How differently would it have gone if The Shed had thanked Helen for her feedback and mentioned displaying cakes in this way meets with food safety standards (everyone does it so it surely must?).

There is a trend for venues to go postal against negative reviewers and they nearly always make the headlines. Who is left the most dirty by this depends on the content of the negative review – if the response is proportionate it tends to come out in favour of the venue. However if as in this case when it seems somewhat over the top…

Incidentally, it is worth examining the law surrounding defamation as The Shed is making all sorts of threats relating to what is calls “libellous/defamatory comments”.

The Defamation Act 2013 came into force at the start of the year and has substantially changed the defences to claims of libel, chief among them is the ‘Requirement of Serious Harm’ – which would need The Shed to prove serious financial loss. Assuming such loss occurred I wonder how much would be deemed to be caused by their responses rather than the original comment?

The customers leaving a review also have the defence of ‘Truth’ if what they have said is actually true, however it may be more straightforward to rely upon

If it was an ‘honest opinion’ then they have a defence. This hefty protection replaced ‘Fair Comment’ but remains the reviewer’s friend. The defence of honest opinion will apply where the defendant can show that the following three conditions are met: 

  • That the statement complained of was a statement of opinion;
  • That an honest person could have held the opinion on the basis of any fact which existed at the time the statement complained of was published.
  • That an honest person could have held the opinion on the basis of any fact which existed at the time the statement complained of was published

So speaking as a journalist quick test based on the available facts: Yes, it is an opinion. Yes the statement is the basis of the opinion and if the cakes were on show as they are in photos on The Shed’s Facebook page, it is an honest opinion that it could be unhygienic, whether or not it actually is.

So today’s social media car wreck is tomorrow’s forgotten bookmark and it is way too early in 2014 to know if this will make the top 10 social media fails just yet… but it might!

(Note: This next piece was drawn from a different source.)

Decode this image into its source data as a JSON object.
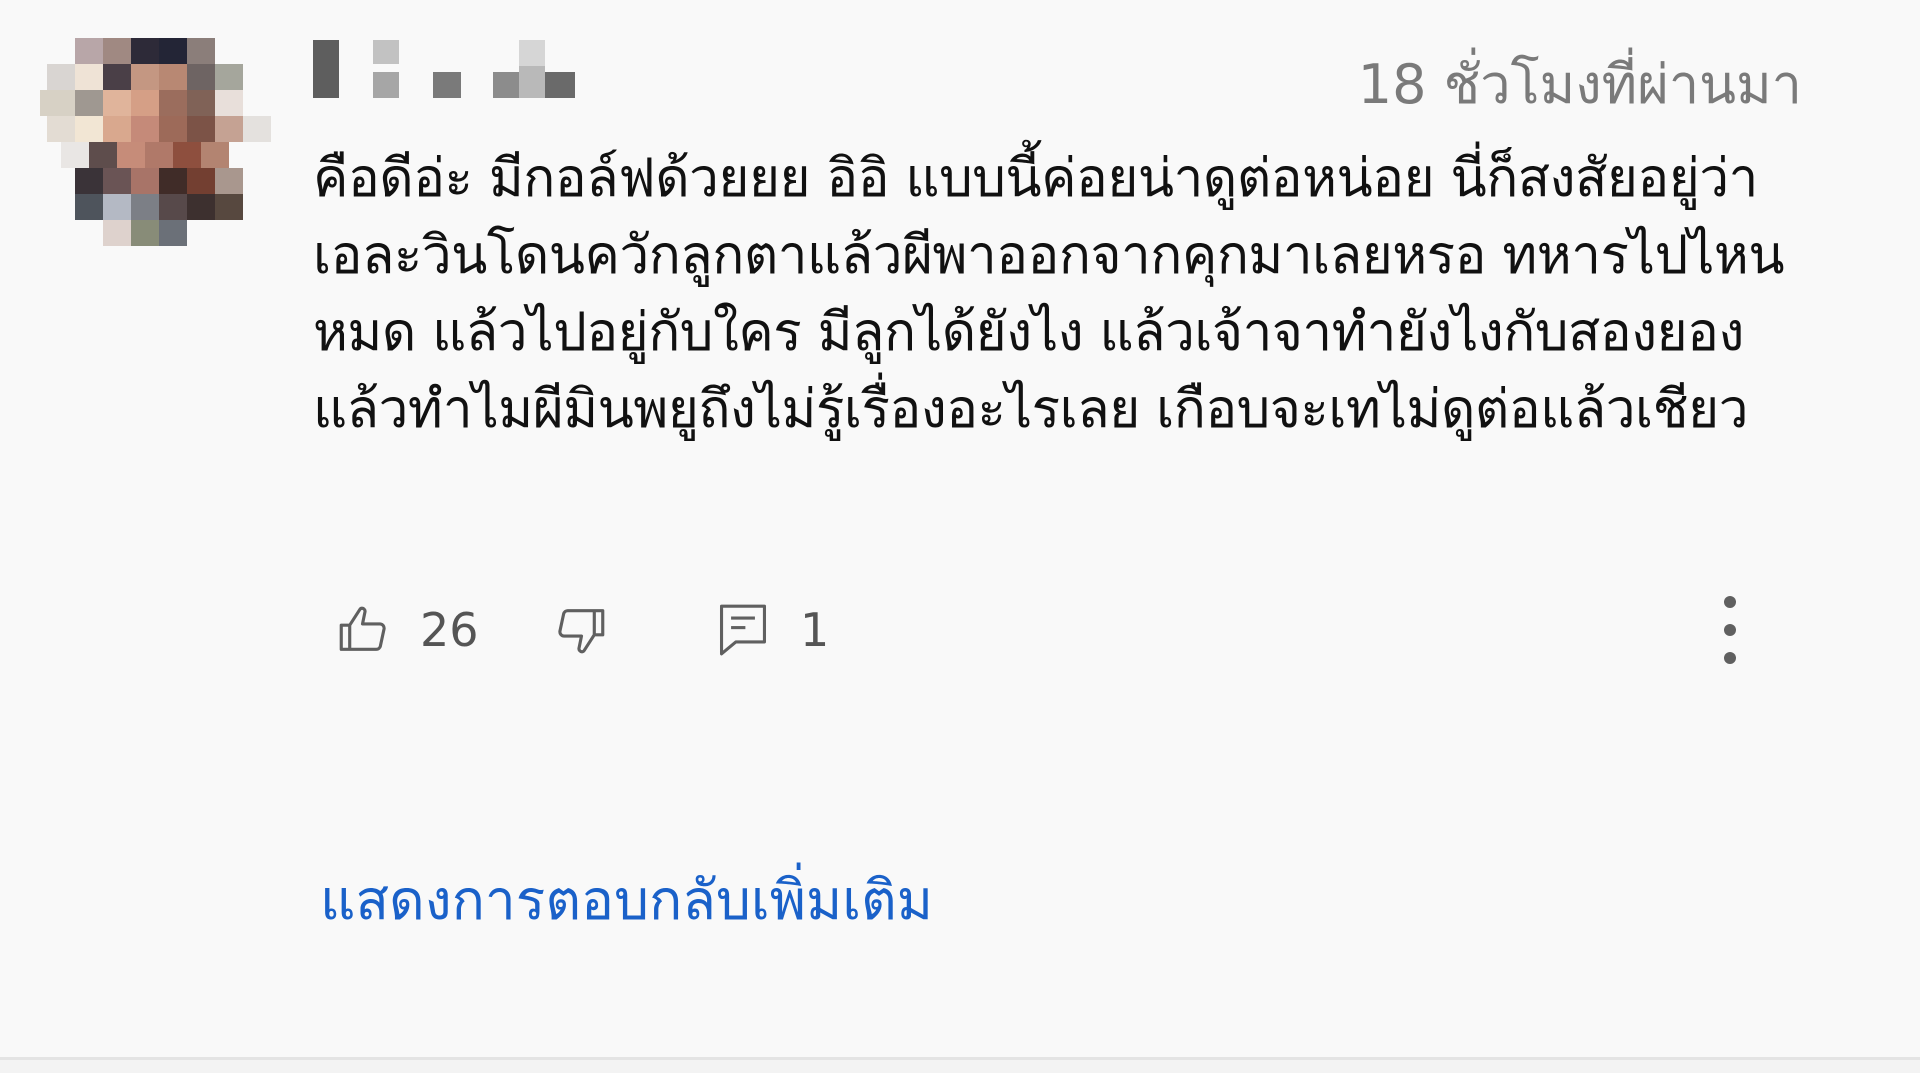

So if you want some advice before you go nuclear at some perceived slight contact Morgan PR for some friendly, professional advice – and be prepared for us to quote George Bernard Shaw.